Required work: All of the data needs to be repeated exactly.
-- Records shown follows --
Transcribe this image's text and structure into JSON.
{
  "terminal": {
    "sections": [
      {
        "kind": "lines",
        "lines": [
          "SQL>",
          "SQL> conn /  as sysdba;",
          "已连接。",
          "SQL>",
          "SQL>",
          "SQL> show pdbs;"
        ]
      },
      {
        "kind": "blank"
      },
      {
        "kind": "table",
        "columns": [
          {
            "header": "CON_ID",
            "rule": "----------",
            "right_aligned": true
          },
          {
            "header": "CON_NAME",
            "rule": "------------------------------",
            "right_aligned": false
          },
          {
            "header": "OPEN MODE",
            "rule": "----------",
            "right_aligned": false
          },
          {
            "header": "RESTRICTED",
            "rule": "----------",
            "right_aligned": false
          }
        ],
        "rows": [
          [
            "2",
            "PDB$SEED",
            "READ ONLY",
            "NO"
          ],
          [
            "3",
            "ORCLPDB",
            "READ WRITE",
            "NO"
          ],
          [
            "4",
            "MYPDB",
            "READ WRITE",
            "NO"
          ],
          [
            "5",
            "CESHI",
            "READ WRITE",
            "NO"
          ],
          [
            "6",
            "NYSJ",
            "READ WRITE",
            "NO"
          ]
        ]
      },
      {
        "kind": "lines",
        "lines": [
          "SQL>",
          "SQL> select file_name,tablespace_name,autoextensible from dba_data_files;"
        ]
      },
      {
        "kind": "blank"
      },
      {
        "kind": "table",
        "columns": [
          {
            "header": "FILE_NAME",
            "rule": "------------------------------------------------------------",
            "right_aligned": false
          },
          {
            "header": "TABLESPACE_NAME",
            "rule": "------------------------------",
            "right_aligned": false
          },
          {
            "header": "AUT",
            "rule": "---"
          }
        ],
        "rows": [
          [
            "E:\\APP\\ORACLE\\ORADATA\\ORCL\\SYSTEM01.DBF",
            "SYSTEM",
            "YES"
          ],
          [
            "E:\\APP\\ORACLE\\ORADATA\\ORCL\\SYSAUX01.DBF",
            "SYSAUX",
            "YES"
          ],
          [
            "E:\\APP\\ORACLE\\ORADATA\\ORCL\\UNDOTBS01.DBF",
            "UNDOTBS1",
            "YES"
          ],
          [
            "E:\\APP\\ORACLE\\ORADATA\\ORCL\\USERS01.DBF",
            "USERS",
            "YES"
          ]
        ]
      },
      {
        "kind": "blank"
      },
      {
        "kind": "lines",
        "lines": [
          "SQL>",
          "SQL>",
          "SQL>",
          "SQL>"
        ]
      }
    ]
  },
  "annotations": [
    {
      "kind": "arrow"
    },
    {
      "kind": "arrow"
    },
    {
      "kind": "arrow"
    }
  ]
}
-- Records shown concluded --
Task response:
Transcribe this image's text and structure into JSON.
{
  "terminal": {
    "sections": [
      {
        "kind": "lines",
        "lines": [
          "SQL>",
          "SQL> conn /  as sysdba;",
          "已连接。",
          "SQL>",
          "SQL>",
          "SQL> show pdbs;"
        ]
      },
      {
        "kind": "blank"
      },
      {
        "kind": "table",
        "columns": [
          {
            "header": "CON_ID",
            "rule": "----------",
            "right_aligned": true
          },
          {
            "header": "CON_NAME",
            "rule": "------------------------------",
            "right_aligned": false
          },
          {
            "header": "OPEN MODE",
            "rule": "----------",
            "right_aligned": false
          },
          {
            "header": "RESTRICTED",
            "rule": "----------",
            "right_aligned": false
          }
        ],
        "rows": [
          [
            "2",
            "PDB$SEED",
            "READ ONLY",
            "NO"
          ],
          [
            "3",
            "ORCLPDB",
            "READ WRITE",
            "NO"
          ],
          [
            "4",
            "MYPDB",
            "READ WRITE",
            "NO"
          ],
          [
            "5",
            "CESHI",
            "READ WRITE",
            "NO"
          ],
          [
            "6",
            "NYSJ",
            "READ WRITE",
            "NO"
          ]
        ]
      },
      {
        "kind": "lines",
        "lines": [
          "SQL>",
          "SQL> select file_name,tablespace_name,autoextensible from dba_data_files;"
        ]
      },
      {
        "kind": "blank"
      },
      {
        "kind": "table",
        "columns": [
          {
            "header": "FILE_NAME",
            "rule": "------------------------------------------------------------",
            "right_aligned": false
          },
          {
            "header": "TABLESPACE_NAME",
            "rule": "------------------------------",
            "right_aligned": false
          },
          {
            "header": "AUT",
            "rule": "---"
          }
        ],
        "rows": [
          [
            "E:\\APP\\ORACLE\\ORADATA\\ORCL\\SYSTEM01.DBF",
            "SYSTEM",
            "YES"
          ],
          [
            "E:\\APP\\ORACLE\\ORADATA\\ORCL\\SYSAUX01.DBF",
            "SYSAUX",
            "YES"
          ],
          [
            "E:\\APP\\ORACLE\\ORADATA\\ORCL\\UNDOTBS01.DBF",
            "UNDOTBS1",
            "YES"
          ],
          [
            "E:\\APP\\ORACLE\\ORADATA\\ORCL\\USERS01.DBF",
            "USERS",
            "YES"
          ]
        ]
      },
      {
        "kind": "blank"
      },
      {
        "kind": "lines",
        "lines": [
          "SQL>",
          "SQL>",
          "SQL>",
          "SQL>"
        ]
      }
    ]
  },
  "annotations": [
    {
      "kind": "arrow"
    },
    {
      "kind": "arrow"
    },
    {
      "kind": "arrow"
    }
  ]
}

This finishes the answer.